The subluxation of the peroneal tendons is a rare but significant condition affecting the lower extremities. This disorder involves the displacement or slipping of the peroneal tendons, leading to pain, instability, and impaired ankle function. Understanding the mechanisms, diagnosis, and treatment options for this condition is essential for effective management and optimal patient outcomes.
Anatomy of the Peroneal Tendons
The peroneal tendons are part of the peroneal muscle group, which consists of the peroneus longus and peroneus brevis tendons. These tendons run along the outer side of the ankle, crossing behind the lateral malleolus (the bony bump on the outer part of the ankle), and inserting into the foot’s lateral aspect. Their primary function is to stabilize the ankle joint, aid in eversion of the foot, and provide support during gait.
Mechanism of Subluxation
Subluxation of the peroneal tendons typically occurs due to repetitive movements or trauma, leading to weakening or stretching of the surrounding structures that hold the tendons in place.
The subluxation can be due to:
- Ankle Inversion Sprains: Frequent ankle sprains, especially those involving inversion (rolling the ankle inward), can cause damage to the retinaculum, a thick band of connective tissue responsible for holding the tendons in place.
- Chronic Overuse: Repetitive activities involving ankle movement, such as running, jumping, or sports that demand rapid changes in direction, may lead to wear and tear of the peroneal tendons and surrounding structures.
- Anatomic Variations: Some individuals may have an anatomical predisposition to peroneal tendon subluxation due to variations in the shape or alignment of their ankle bones.
Diagnosing subluxation of the peroneal tendons begins with a comprehensive medical history and physical examination by a qualified healthcare professional.
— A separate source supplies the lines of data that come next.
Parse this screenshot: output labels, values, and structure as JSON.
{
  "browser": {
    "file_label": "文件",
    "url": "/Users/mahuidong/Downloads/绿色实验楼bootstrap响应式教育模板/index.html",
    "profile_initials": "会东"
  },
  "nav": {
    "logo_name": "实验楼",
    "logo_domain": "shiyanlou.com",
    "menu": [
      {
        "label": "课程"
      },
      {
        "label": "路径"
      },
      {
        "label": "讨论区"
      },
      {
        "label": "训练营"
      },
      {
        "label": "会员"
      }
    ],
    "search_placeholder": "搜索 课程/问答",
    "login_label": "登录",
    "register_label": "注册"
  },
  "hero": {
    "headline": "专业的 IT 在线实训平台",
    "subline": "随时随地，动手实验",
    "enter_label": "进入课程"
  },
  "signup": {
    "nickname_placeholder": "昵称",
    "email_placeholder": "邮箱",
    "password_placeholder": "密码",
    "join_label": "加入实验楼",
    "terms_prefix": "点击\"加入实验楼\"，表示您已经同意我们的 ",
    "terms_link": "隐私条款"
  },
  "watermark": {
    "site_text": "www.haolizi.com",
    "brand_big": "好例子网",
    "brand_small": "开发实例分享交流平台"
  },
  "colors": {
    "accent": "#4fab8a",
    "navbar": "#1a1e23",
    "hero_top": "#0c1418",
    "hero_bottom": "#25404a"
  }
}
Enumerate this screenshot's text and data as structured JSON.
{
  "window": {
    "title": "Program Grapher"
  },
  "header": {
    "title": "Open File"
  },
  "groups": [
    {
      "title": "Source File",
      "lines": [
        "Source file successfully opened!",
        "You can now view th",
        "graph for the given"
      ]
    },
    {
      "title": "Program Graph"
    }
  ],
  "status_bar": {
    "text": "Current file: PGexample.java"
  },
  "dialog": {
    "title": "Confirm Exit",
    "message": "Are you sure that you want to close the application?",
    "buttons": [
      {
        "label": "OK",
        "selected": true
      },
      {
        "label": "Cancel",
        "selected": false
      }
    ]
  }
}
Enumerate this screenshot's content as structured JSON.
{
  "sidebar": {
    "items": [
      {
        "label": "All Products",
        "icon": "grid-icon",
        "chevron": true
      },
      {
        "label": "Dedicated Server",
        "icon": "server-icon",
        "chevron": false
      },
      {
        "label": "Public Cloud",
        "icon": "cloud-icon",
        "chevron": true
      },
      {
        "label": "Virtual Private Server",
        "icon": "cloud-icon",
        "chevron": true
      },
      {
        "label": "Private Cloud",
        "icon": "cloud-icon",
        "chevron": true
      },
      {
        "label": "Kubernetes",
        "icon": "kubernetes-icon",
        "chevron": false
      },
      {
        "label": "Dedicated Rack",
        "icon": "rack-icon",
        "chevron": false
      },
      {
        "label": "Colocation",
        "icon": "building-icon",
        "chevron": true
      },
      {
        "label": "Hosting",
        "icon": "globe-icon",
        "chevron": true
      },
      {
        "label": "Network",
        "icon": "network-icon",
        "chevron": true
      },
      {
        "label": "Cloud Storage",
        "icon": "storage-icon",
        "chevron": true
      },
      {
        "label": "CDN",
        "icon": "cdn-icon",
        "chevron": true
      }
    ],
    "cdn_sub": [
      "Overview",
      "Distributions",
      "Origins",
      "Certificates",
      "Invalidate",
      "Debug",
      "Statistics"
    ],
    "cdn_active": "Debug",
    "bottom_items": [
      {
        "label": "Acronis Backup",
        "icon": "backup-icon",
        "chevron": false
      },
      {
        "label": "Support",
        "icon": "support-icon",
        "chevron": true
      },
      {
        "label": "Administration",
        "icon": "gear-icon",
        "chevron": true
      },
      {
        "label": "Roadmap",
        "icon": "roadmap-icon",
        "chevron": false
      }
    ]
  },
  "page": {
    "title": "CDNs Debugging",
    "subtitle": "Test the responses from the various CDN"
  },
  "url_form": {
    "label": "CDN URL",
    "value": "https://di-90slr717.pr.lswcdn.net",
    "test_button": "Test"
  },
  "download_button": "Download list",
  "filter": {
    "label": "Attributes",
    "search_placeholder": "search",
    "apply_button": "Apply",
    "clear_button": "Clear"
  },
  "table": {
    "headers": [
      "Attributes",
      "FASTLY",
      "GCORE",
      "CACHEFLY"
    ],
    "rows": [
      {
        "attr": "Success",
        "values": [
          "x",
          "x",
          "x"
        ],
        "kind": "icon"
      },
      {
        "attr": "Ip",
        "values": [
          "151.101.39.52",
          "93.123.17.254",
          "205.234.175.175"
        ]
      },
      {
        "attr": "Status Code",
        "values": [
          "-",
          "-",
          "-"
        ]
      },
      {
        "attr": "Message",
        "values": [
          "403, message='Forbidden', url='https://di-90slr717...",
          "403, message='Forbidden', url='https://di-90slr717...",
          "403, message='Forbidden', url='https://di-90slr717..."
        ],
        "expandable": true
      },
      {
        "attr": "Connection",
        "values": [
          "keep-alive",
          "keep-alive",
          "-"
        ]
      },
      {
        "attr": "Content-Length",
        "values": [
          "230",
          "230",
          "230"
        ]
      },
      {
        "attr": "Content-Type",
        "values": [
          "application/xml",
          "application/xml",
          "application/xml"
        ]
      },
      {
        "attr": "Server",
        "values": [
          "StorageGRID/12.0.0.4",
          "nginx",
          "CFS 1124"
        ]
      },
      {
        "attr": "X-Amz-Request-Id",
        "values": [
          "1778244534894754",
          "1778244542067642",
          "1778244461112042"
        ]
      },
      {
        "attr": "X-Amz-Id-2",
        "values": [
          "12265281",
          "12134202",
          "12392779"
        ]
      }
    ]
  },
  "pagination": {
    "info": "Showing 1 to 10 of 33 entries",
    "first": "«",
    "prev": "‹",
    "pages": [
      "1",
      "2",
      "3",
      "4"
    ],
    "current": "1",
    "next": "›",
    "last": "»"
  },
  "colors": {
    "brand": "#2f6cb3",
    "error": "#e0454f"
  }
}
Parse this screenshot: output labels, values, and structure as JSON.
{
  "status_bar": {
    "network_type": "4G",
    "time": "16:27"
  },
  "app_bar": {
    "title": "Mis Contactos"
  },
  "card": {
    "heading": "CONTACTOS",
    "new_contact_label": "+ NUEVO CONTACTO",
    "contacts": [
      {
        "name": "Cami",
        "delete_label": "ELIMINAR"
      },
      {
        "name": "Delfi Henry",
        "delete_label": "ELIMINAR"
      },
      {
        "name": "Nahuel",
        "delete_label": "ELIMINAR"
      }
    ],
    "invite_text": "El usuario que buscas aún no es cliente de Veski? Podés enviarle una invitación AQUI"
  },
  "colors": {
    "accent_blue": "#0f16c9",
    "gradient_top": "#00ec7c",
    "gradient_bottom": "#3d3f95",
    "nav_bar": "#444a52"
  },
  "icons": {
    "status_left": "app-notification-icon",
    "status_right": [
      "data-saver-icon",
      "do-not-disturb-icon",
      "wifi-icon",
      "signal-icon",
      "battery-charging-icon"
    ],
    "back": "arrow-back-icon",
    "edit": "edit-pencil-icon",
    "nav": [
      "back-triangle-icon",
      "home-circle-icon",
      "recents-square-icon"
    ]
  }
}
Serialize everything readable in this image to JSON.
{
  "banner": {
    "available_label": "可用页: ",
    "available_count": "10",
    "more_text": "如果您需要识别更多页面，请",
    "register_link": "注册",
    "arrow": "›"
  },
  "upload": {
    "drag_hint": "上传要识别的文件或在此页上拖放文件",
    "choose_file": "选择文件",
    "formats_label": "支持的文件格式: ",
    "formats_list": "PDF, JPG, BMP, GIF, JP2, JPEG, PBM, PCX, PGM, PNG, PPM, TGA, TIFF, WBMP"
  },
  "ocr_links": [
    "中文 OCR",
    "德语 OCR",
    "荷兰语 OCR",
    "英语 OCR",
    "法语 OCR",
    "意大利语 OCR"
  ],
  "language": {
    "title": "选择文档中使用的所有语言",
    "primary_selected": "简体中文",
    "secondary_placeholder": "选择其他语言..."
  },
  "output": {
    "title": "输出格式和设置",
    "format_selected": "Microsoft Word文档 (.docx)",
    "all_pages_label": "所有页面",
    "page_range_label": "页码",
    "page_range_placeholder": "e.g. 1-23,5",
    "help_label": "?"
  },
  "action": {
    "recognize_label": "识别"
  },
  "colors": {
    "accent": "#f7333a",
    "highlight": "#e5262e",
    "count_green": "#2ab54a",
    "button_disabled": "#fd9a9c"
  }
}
Common symptoms include pain on the outside of the ankle, swelling, instability, and a feeling of snapping or popping around the ankle during movement.
Imaging studies, such as X-rays and MRI scans, may be ordered to assess the bony structures and soft tissues in the ankle. MRI can be particularly helpful in visualizing the peroneal tendons and detecting any damage or displacement.
The treatment approach for subluxation of the peroneal tendons depends on the severity of the condition and its impact on the patient’s daily activities. Conservative management is often attempted initially typically involves:
- Rest and Immobilization: Temporary restriction of weight-bearing activities and the use of a brace or ankle support can help alleviate symptoms and provide the tendons with a chance to heal.
- Physical Therapy: Strengthening exercises for the ankle and lower leg muscles can improve stability and support the peroneal tendons.
- NSAIDs: Non-steroidal anti-inflammatory drugs (NSAIDs) may be prescribed to reduce pain and inflammation.
- Orthotics: Custom orthotic devices can help stabilize the foot and ankle, reducing excessive motion that may contribute to tendon irritation.
In cases where conservative measures do not provide relief or if there is significant tendon damage, surgical intervention may be necessary. Surgical procedures aim to repair the damaged structures, tighten the retinaculum, and stabilize the peroneal tendons.
Subluxation of the peroneal tendons is a challenging condition that can significantly impact an individual’s mobility and quality of life. Early diagnosis and appropriate treatment are essential to prevent further damage and improve long-term outcomes. Through a combination of conservative measures and, if required, surgical intervention, patients can expect to regain ankle stability, reduce pain, and resume their regular activities with confidence. Timely consultation with a healthcare professional is crucial for proper evaluation and management of this condition.